Directed by: George Gallo
Starring: Orlando Jones, Eddie Griffin

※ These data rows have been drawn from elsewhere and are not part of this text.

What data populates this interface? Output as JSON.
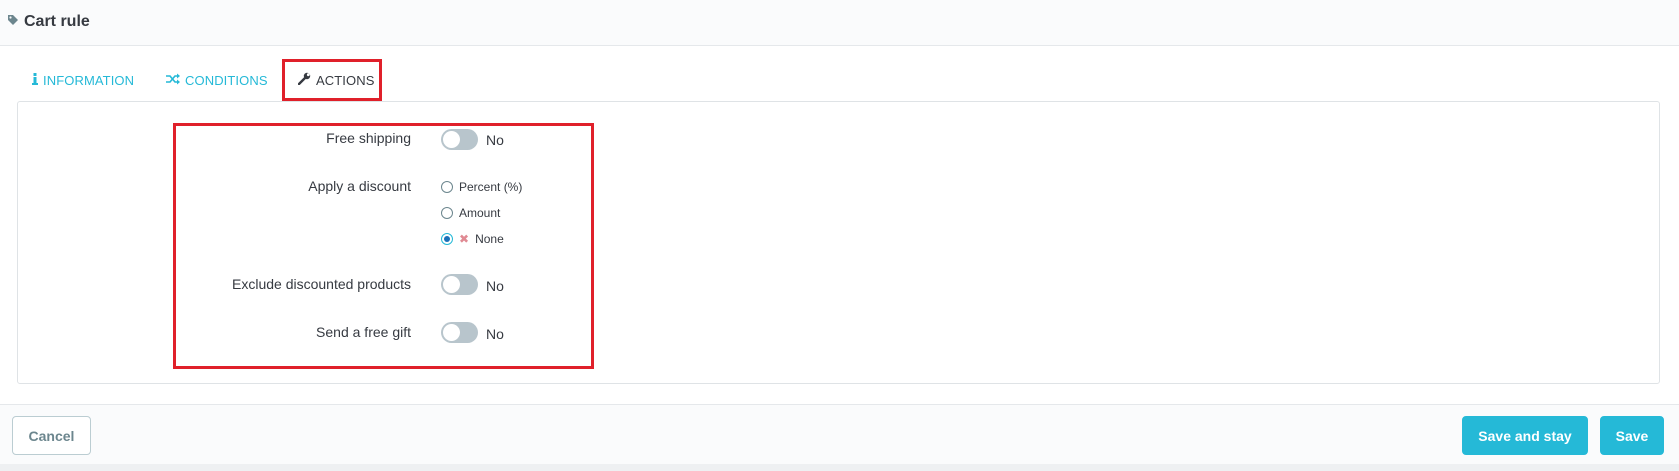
{
  "header": {
    "title": "Cart rule",
    "icon": "tag-icon"
  },
  "tabs": [
    {
      "label": "INFORMATION",
      "icon": "info-icon",
      "active": false
    },
    {
      "label": "CONDITIONS",
      "icon": "shuffle-icon",
      "active": false
    },
    {
      "label": "ACTIONS",
      "icon": "wrench-icon",
      "active": true
    }
  ],
  "form": {
    "free_shipping": {
      "label": "Free shipping",
      "state": "No"
    },
    "apply_discount": {
      "label": "Apply a discount",
      "options": [
        {
          "label": "Percent (%)",
          "checked": false
        },
        {
          "label": "Amount",
          "checked": false
        },
        {
          "label": "None",
          "checked": true
        }
      ]
    },
    "exclude_discounted": {
      "label": "Exclude discounted products",
      "state": "No"
    },
    "free_gift": {
      "label": "Send a free gift",
      "state": "No"
    }
  },
  "footer": {
    "cancel_label": "Cancel",
    "save_stay_label": "Save and stay",
    "save_label": "Save"
  },
  "colors": {
    "accent": "#25b9d7",
    "highlight": "#e0202a",
    "text": "#363a41"
  }
}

"Let's go sit down front and make fools of ourselves!" a wannabe prankster shouted to his cohorts as they raced ahead of me into the theater for opening night of Double Take. Seems they, too, had believed the trailers and assumed the movie was going to be a love-in of foolish fun. Oh, well. Conned again. Double Take is a lot of things, but funny it is not. Snooty Harvard grad Manhattan banker Orlando Jones (Magnolia) must flee the country to escape a Mexican drug lord's vendetta. Sticking to him like Super Glue is Eddie Griffin ( Foolish), a wise-ass Energizer gutter-bunny. A twisting trail of double-cross and violence on both sides of the border -- uplifted by philosophical repartee -- leads the two guys to experience male bonding, as they change their hair styles and celebrate on the beach in Malibu. Contrary to what many critics are claiming, this is not the "worst movie of the year" (it's only January after all), but it might be the most disappointing. George Gallo wrote one of the best "odd-couple" buddy movies ever -- 1988's Midnight Run with Robert DeNiro and Charles Grodin. Thus, expectations were high that, despite a decade-long hiatus, Gallo would repeat Midnight's magic formula. Didn't happen. Double Take fails, not so much because it ended up being unfunny, but because it tries to pretend you can have a buddy movie with people who would in reality be incapable of achieving friendship. Eddie Griffin's character, who wavers between idiotic jerk/street-smart angel/FBI agent, is not who he pretends to be. Friendship can't happen if people are dishonest with one another. And a movie based on a false premise is going to fall apart when real people see it, because the audience doesn't suffer the same myopia the filmmakers do. We also know that friendships usually occur between interesting people. But the character played by Orlando Jones is so boring -- he has no quirks, no secret passions, no nothing (except money) -- it's hard to believe anyone would ever bond with him, much less a smart guy like Eddie Griffin. With all that said, Double Take is worth catching at the bargain matinee: There's lots of action, the photography and set design are commendable, and you can't fault the actors for the script flaws -- they seemed to be giving their all. Giving more than her all -- thanks to cartoon-sized breast implants -- was cowboy-bar songbird Donna Eska, who deserves special mention as the funniest character in the movie. The soundtrack was outstanding -- exciting, catchy, innovative. It's as if composer Graeme Revell's music achieved the promise of Double Take that the movie itself just couldn't deliver.